● SOURCE DATA
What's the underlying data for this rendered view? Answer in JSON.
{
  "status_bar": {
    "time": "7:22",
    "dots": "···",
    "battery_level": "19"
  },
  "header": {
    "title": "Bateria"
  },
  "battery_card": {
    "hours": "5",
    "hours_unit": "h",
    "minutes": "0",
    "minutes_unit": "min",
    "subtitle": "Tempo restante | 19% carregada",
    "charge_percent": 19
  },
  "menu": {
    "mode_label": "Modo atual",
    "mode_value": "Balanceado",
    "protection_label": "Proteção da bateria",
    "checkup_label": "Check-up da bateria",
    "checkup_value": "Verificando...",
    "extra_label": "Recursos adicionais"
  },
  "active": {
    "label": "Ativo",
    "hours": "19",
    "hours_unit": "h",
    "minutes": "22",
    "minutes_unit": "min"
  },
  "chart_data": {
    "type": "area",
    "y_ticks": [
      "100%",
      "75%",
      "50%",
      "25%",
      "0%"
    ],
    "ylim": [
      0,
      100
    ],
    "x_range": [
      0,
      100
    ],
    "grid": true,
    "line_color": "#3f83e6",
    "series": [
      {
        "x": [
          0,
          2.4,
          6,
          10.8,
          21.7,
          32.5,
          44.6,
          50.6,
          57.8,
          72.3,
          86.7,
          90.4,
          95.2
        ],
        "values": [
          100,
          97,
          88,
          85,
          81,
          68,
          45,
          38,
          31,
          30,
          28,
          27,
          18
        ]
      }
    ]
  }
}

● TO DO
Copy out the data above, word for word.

● OUTPUT BELOW
What's the underlying data for this rendered view? Answer in JSON.
{
  "status_bar": {
    "time": "7:22",
    "dots": "···",
    "battery_level": "19"
  },
  "header": {
    "title": "Bateria"
  },
  "battery_card": {
    "hours": "5",
    "hours_unit": "h",
    "minutes": "0",
    "minutes_unit": "min",
    "subtitle": "Tempo restante | 19% carregada",
    "charge_percent": 19
  },
  "menu": {
    "mode_label": "Modo atual",
    "mode_value": "Balanceado",
    "protection_label": "Proteção da bateria",
    "checkup_label": "Check-up da bateria",
    "checkup_value": "Verificando...",
    "extra_label": "Recursos adicionais"
  },
  "active": {
    "label": "Ativo",
    "hours": "19",
    "hours_unit": "h",
    "minutes": "22",
    "minutes_unit": "min"
  },
  "chart_data": {
    "type": "area",
    "y_ticks": [
      "100%",
      "75%",
      "50%",
      "25%",
      "0%"
    ],
    "ylim": [
      0,
      100
    ],
    "x_range": [
      0,
      100
    ],
    "grid": true,
    "line_color": "#3f83e6",
    "series": [
      {
        "x": [
          0,
          2.4,
          6,
          10.8,
          21.7,
          32.5,
          44.6,
          50.6,
          57.8,
          72.3,
          86.7,
          90.4,
          95.2
        ],
        "values": [
          100,
          97,
          88,
          85,
          81,
          68,
          45,
          38,
          31,
          30,
          28,
          27,
          18
        ]
      }
    ]
  }
}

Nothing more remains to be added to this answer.